Transnational lives and their boundaries : expatriates in Jakarta, Indonesia
This thesis investigates the lives of Euro-Americans expatriates, who are posted by multinational companies for a period between 1 to 5 years to the city of Jakarta, Indonesia. The main argument of this thesis is that expatriates' transnational lives are marked by boundaries. The prevalence of boundaries contrasts with current discussions on migration and transnationalism, which emphasise notions of fluidity. I suggest that expatriates' construction, maintenance, and transgression of boundaries characterises their relations with Indonesia. This is played out in especially in the domains of race and gender, interconnected with the body, the use of space, and socialising. Gender and race are among the most persistent of categories, which reconfigure especially expatriate women's experience of Indonesia, although they can never quite be transcended.
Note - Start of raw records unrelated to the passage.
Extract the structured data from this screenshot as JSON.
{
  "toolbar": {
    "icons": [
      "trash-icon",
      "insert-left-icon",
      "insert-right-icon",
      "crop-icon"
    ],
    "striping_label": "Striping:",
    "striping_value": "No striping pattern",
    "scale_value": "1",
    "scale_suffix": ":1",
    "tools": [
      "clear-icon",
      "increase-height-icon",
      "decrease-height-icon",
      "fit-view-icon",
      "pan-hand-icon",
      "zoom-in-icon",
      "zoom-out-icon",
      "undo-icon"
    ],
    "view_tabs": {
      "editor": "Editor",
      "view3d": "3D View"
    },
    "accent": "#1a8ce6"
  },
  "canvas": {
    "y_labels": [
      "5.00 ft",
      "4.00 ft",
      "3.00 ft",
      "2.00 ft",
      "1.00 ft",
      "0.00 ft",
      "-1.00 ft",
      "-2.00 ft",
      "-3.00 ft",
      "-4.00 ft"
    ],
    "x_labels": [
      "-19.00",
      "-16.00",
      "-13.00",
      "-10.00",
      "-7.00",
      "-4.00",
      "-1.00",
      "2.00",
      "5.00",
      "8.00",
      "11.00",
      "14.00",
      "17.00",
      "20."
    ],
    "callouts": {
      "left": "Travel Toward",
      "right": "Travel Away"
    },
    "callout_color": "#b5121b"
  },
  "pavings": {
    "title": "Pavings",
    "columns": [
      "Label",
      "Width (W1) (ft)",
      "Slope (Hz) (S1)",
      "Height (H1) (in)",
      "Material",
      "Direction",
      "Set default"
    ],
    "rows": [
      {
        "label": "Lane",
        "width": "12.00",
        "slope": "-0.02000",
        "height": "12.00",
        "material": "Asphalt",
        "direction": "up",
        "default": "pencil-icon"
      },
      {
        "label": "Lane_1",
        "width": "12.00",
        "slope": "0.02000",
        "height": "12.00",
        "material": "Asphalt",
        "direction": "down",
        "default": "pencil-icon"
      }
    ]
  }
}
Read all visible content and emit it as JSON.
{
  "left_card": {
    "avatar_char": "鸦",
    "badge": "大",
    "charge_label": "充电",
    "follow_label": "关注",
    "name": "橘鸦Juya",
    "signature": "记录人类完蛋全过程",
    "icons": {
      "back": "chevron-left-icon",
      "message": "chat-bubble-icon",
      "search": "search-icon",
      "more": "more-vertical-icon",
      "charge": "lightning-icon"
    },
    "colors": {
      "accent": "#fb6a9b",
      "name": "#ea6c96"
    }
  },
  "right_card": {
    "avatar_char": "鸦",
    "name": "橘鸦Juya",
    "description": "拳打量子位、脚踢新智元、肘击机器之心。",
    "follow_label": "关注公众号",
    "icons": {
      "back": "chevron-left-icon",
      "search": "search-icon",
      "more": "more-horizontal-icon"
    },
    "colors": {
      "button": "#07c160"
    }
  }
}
The centrality of these categories, of race and gender, is not reflected in research on transnationalism. I argue that although expatriates lead `transnational' lives, their practices are marked by boundaries more than by flows. The notions of flows and boundaries are not conceptualised as opposites, but as necessarily presupposing each other. I suggest, though, that the role of boundaries in transnational lives has so far been disregarded. The study of expatriates thus adds a crucial dimension to theories of transnationalism. It also carries political relevance, asexpatriates represent `transnationalism from above', counterbalancing the existing research on unskilled labour migration movements. As expatriates have hardly been investigated at all, this study then fills a significant gap in terms of ethnography.